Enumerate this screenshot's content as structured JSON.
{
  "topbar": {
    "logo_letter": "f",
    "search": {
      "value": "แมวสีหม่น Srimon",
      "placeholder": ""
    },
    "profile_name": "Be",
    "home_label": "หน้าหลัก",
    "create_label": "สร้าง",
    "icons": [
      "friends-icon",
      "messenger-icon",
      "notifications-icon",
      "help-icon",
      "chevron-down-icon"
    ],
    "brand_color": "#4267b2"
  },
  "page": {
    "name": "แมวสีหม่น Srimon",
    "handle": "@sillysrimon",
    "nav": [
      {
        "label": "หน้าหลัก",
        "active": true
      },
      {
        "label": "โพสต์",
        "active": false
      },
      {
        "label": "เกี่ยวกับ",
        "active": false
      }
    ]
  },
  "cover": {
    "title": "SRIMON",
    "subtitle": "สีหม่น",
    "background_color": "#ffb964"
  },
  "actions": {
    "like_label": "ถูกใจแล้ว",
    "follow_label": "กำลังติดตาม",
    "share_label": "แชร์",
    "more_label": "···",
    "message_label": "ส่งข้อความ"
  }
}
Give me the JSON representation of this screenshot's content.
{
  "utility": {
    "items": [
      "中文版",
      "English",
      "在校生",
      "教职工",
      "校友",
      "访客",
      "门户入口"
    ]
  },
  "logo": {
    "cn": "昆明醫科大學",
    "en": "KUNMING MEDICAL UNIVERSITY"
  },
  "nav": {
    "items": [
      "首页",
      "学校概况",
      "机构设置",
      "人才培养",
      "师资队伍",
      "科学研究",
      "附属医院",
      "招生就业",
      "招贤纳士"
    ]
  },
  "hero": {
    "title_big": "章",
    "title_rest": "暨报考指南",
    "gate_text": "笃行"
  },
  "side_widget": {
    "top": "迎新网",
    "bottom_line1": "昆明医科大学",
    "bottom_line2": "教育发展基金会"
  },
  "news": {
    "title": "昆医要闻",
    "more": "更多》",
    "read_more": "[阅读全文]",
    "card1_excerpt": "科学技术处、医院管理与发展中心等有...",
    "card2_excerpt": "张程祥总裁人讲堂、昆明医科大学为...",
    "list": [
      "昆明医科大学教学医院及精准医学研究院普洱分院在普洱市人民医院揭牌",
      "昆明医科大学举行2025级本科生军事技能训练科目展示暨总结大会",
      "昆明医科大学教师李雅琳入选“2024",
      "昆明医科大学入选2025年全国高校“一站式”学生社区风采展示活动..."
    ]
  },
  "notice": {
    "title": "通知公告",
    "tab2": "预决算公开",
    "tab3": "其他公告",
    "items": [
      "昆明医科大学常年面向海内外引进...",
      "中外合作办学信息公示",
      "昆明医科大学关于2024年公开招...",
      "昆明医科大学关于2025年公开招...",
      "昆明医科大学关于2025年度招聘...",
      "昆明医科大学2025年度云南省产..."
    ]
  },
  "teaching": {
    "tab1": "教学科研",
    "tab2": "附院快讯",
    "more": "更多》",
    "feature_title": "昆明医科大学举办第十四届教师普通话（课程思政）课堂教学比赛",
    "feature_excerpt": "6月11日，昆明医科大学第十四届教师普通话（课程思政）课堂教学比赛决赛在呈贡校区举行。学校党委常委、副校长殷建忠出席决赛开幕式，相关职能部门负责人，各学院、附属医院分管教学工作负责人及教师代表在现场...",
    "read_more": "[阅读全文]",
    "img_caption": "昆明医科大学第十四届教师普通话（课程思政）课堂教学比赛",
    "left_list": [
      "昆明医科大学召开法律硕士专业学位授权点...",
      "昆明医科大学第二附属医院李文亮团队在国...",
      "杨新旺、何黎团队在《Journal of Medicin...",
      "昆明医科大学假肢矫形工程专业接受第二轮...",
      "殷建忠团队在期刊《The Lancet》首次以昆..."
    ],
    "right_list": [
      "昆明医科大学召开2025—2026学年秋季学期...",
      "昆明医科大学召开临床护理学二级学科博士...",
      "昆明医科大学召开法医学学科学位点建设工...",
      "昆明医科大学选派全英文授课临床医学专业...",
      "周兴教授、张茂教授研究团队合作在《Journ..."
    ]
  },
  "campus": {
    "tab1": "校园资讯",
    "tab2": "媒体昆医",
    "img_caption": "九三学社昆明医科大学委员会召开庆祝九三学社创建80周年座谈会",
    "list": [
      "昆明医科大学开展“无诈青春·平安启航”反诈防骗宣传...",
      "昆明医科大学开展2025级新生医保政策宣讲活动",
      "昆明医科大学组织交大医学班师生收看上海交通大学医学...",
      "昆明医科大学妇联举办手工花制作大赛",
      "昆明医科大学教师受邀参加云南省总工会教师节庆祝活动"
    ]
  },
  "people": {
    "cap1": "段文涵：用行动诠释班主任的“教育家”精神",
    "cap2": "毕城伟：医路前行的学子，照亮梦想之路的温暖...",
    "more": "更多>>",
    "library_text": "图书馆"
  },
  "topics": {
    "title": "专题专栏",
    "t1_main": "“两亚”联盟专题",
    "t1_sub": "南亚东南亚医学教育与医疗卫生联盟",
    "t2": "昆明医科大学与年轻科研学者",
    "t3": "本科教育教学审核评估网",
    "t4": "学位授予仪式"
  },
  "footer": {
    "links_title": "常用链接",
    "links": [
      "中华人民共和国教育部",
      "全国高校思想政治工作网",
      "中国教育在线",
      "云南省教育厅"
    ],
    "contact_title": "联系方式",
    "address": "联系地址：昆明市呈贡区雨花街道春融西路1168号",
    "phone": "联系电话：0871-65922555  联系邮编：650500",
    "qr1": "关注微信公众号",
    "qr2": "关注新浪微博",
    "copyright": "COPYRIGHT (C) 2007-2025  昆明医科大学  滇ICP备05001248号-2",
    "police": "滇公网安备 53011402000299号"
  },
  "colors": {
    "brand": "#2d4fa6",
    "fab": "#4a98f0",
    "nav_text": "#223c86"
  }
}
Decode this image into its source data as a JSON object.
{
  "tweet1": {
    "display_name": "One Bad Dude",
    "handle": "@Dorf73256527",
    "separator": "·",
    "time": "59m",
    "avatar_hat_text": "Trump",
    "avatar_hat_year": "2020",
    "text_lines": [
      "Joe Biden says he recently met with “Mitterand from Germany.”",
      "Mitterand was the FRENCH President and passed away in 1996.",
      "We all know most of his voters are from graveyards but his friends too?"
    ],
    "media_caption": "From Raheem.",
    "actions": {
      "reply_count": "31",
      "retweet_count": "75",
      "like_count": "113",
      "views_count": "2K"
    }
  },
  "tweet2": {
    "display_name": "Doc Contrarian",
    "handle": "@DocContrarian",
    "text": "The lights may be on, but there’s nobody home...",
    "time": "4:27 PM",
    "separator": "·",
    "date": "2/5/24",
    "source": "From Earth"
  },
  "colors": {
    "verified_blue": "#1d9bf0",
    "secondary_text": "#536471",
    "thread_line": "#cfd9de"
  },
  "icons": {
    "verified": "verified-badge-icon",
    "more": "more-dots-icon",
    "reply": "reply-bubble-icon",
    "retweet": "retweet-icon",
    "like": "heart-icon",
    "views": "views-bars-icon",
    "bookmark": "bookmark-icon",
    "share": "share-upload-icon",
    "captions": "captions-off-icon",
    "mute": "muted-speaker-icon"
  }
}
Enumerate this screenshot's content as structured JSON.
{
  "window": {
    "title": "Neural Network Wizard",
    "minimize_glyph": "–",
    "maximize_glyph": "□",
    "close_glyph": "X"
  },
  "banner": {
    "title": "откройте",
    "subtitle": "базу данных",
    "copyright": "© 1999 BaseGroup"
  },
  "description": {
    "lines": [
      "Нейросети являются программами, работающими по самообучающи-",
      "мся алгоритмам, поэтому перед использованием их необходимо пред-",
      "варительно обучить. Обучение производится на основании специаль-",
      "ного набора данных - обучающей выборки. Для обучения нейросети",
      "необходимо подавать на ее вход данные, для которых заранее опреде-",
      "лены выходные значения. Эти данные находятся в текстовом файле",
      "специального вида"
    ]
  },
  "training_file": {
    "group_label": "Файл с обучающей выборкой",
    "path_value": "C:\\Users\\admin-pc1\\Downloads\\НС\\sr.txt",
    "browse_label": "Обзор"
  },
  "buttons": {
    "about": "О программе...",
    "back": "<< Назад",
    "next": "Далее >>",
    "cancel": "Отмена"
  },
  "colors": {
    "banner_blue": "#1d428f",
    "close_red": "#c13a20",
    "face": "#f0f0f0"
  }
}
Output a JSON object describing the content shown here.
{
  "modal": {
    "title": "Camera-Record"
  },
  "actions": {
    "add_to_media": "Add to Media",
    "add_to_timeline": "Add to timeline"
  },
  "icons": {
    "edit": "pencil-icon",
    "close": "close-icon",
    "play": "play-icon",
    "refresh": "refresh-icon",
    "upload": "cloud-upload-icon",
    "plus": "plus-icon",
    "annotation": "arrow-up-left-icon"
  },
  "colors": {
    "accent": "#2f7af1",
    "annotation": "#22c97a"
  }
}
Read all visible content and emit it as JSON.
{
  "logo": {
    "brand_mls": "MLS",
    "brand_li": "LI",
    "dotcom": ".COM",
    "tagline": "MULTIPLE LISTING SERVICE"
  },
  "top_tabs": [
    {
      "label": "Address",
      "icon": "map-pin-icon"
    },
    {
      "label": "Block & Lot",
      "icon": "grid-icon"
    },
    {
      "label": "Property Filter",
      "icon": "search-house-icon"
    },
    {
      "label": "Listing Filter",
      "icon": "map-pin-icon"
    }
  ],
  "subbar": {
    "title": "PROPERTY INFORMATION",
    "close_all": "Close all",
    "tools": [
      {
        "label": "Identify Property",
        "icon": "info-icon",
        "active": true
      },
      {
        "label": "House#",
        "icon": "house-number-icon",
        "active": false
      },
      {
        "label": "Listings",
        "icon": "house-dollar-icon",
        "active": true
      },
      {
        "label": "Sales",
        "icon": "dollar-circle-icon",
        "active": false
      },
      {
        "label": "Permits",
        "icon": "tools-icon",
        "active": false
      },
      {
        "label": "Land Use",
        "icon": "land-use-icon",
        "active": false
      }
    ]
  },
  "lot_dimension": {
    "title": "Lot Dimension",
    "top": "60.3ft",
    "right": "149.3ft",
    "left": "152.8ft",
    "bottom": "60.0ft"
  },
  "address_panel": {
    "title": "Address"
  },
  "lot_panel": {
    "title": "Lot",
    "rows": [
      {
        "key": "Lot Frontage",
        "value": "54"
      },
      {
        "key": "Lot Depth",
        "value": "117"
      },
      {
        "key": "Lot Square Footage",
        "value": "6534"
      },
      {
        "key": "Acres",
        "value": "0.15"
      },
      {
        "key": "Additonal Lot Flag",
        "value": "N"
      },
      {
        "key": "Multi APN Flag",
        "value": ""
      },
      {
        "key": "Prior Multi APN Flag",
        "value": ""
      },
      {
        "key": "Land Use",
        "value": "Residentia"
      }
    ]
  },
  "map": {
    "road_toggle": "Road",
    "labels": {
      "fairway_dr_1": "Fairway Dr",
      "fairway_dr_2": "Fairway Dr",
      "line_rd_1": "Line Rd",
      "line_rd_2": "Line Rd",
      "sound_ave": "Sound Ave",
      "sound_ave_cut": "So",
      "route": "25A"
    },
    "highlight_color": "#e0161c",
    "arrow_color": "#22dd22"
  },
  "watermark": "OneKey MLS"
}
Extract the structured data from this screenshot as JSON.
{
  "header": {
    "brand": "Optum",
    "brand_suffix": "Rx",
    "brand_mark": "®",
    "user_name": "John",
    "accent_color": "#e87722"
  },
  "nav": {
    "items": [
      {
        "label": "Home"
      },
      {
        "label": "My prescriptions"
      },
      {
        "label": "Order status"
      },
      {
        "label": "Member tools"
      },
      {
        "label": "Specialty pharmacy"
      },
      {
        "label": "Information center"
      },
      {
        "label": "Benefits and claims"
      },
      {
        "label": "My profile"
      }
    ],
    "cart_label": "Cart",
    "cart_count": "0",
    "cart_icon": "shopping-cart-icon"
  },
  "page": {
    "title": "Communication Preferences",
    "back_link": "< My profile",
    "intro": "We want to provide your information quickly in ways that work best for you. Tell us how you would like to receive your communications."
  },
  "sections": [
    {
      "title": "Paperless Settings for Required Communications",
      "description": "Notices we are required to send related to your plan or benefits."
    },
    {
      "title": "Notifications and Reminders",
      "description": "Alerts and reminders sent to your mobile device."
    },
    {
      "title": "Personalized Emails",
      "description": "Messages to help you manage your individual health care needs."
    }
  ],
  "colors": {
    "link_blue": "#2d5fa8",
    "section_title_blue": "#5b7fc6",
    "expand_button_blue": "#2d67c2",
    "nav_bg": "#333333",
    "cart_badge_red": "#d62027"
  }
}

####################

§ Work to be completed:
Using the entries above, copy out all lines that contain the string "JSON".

§ Answer to this problem:
Enumerate this screenshot's content as structured JSON.
Give me the JSON representation of this screenshot's content.
Decode this image into its source data as a JSON object.
Enumerate this screenshot's content as structured JSON.
Output a JSON object describing the content shown here.
Read all visible content and emit it as JSON.
Extract the structured data from this screenshot as JSON.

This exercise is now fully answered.